Westerners celebrate their New Year on 1st of January. The Chinese celebrates theirs on the first day of the first lunar month in the Chinese calender. This year, it will be on 14 February and coincides with Valentine's Day. Red and gold is the colour for luck and good fortune.


YEAR OF THE TIGER: 14 February 2010 - 2 February 2011
The Chinese zodiac works on a 12 year cycle with one animal being honoured each year. The 12 animals rotate in a specific sequence and as legend goes... a race was held across a river to determine which animals will represent the zodiac. Whoever arrived first was honoured with the 1st year and so on until 12 animals crossed the finish line. Thus, the rat, ox, tiger, rabbit, dragon, snake, horse, ram, monkey, rooster, dog and pig were the winners and chosed ones.
The Year of the Tiger symbolises vibrancy but some Chinese do not feel it will be a good 2010 as the first day of the New Year falls after the start of Spring when seeds are sown. TIGERS ARE THE FEATURE IN MANY OF THE DECORATIONS THE CHINESE WORD "福" (Fu) means good fortune and luck

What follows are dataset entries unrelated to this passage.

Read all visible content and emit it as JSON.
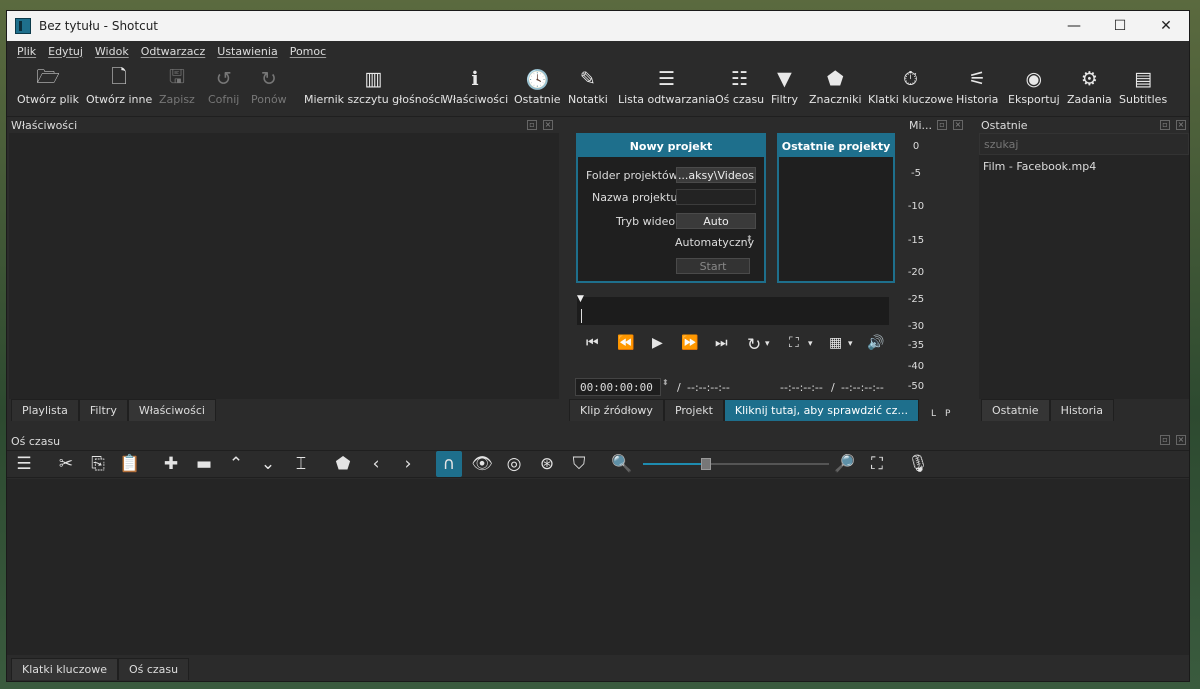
{
  "window": {
    "title": "Bez tytułu - Shotcut"
  },
  "window_controls": [
    "—",
    "☐",
    "✕"
  ],
  "menu": [
    "Plik",
    "Edytuj",
    "Widok",
    "Odtwarzacz",
    "Ustawienia",
    "Pomoc"
  ],
  "toolbar": [
    {
      "label": "Otwórz plik",
      "icon": "folder-open-icon",
      "glyph": "🗁",
      "disabled": false
    },
    {
      "label": "Otwórz inne",
      "icon": "file-plus-icon",
      "glyph": "🗋",
      "disabled": false
    },
    {
      "label": "Zapisz",
      "icon": "save-icon",
      "glyph": "🖫",
      "disabled": true
    },
    {
      "label": "Cofnij",
      "icon": "undo-icon",
      "glyph": "↺",
      "disabled": true
    },
    {
      "label": "Ponów",
      "icon": "redo-icon",
      "glyph": "↻",
      "disabled": true
    },
    {
      "label": "Miernik szczytu głośności",
      "icon": "peak-meter-icon",
      "glyph": "▥",
      "disabled": false
    },
    {
      "label": "Właściwości",
      "icon": "info-icon",
      "glyph": "ℹ",
      "disabled": false
    },
    {
      "label": "Ostatnie",
      "icon": "clock-icon",
      "glyph": "🕓",
      "disabled": false
    },
    {
      "label": "Notatki",
      "icon": "notes-icon",
      "glyph": "✎",
      "disabled": false
    },
    {
      "label": "Lista odtwarzania",
      "icon": "list-icon",
      "glyph": "☰",
      "disabled": false
    },
    {
      "label": "Oś czasu",
      "icon": "timeline-icon",
      "glyph": "☷",
      "disabled": false
    },
    {
      "label": "Filtry",
      "icon": "filter-icon",
      "glyph": "▼",
      "disabled": false
    },
    {
      "label": "Znaczniki",
      "icon": "marker-icon",
      "glyph": "⬟",
      "disabled": false
    },
    {
      "label": "Klatki kluczowe",
      "icon": "stopwatch-icon",
      "glyph": "⏱",
      "disabled": false
    },
    {
      "label": "Historia",
      "icon": "history-icon",
      "glyph": "⚟",
      "disabled": false
    },
    {
      "label": "Eksportuj",
      "icon": "export-disc-icon",
      "glyph": "◉",
      "disabled": false
    },
    {
      "label": "Zadania",
      "icon": "gear-icon",
      "glyph": "⚙",
      "disabled": false
    },
    {
      "label": "Subtitles",
      "icon": "subtitles-icon",
      "glyph": "▤",
      "disabled": false
    }
  ],
  "properties_panel": {
    "title": "Właściwości"
  },
  "left_tabs": [
    "Playlista",
    "Filtry",
    "Właściwości"
  ],
  "new_project": {
    "title": "Nowy projekt",
    "folder_label": "Folder projektów",
    "folder_value": "...aksy\\Videos",
    "name_label": "Nazwa projektu",
    "name_value": "",
    "video_mode_label": "Tryb wideo",
    "video_mode_value": "Auto",
    "auto_value": "Automatyczny",
    "start_label": "Start"
  },
  "recent_projects": {
    "title": "Ostatnie projekty"
  },
  "player": {
    "timecode": "00:00:00:00",
    "duration": "--:--:--:--",
    "in_point": "--:--:--:--",
    "out_point": "--:--:--:--",
    "separator": "/"
  },
  "player_tabs": [
    "Klip źródłowy",
    "Projekt",
    "Kliknij tutaj, aby sprawdzić cz..."
  ],
  "meter": {
    "title": "Mi...",
    "scale": [
      "0",
      "-5",
      "-10",
      "-15",
      "-20",
      "-25",
      "-30",
      "-35",
      "-40",
      "-50"
    ],
    "channels": [
      "L",
      "P"
    ]
  },
  "recent_panel": {
    "title": "Ostatnie",
    "search_placeholder": "szukaj",
    "items": [
      "Film - Facebook.mp4"
    ]
  },
  "right_tabs": [
    "Ostatnie",
    "Historia"
  ],
  "timeline": {
    "title": "Oś czasu"
  },
  "bottom_tabs": [
    "Klatki kluczowe",
    "Oś czasu"
  ]
}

THE CHINESE WORD FOR PINEAPPLES IS "WONG-LAI" WHICH SOUNDS LIKE "GOOD FORTUNE-COME." Thus, pineapple lanterns are hung at the entrance of our homes to invite in luck, prosperity and wealth anytime of the year.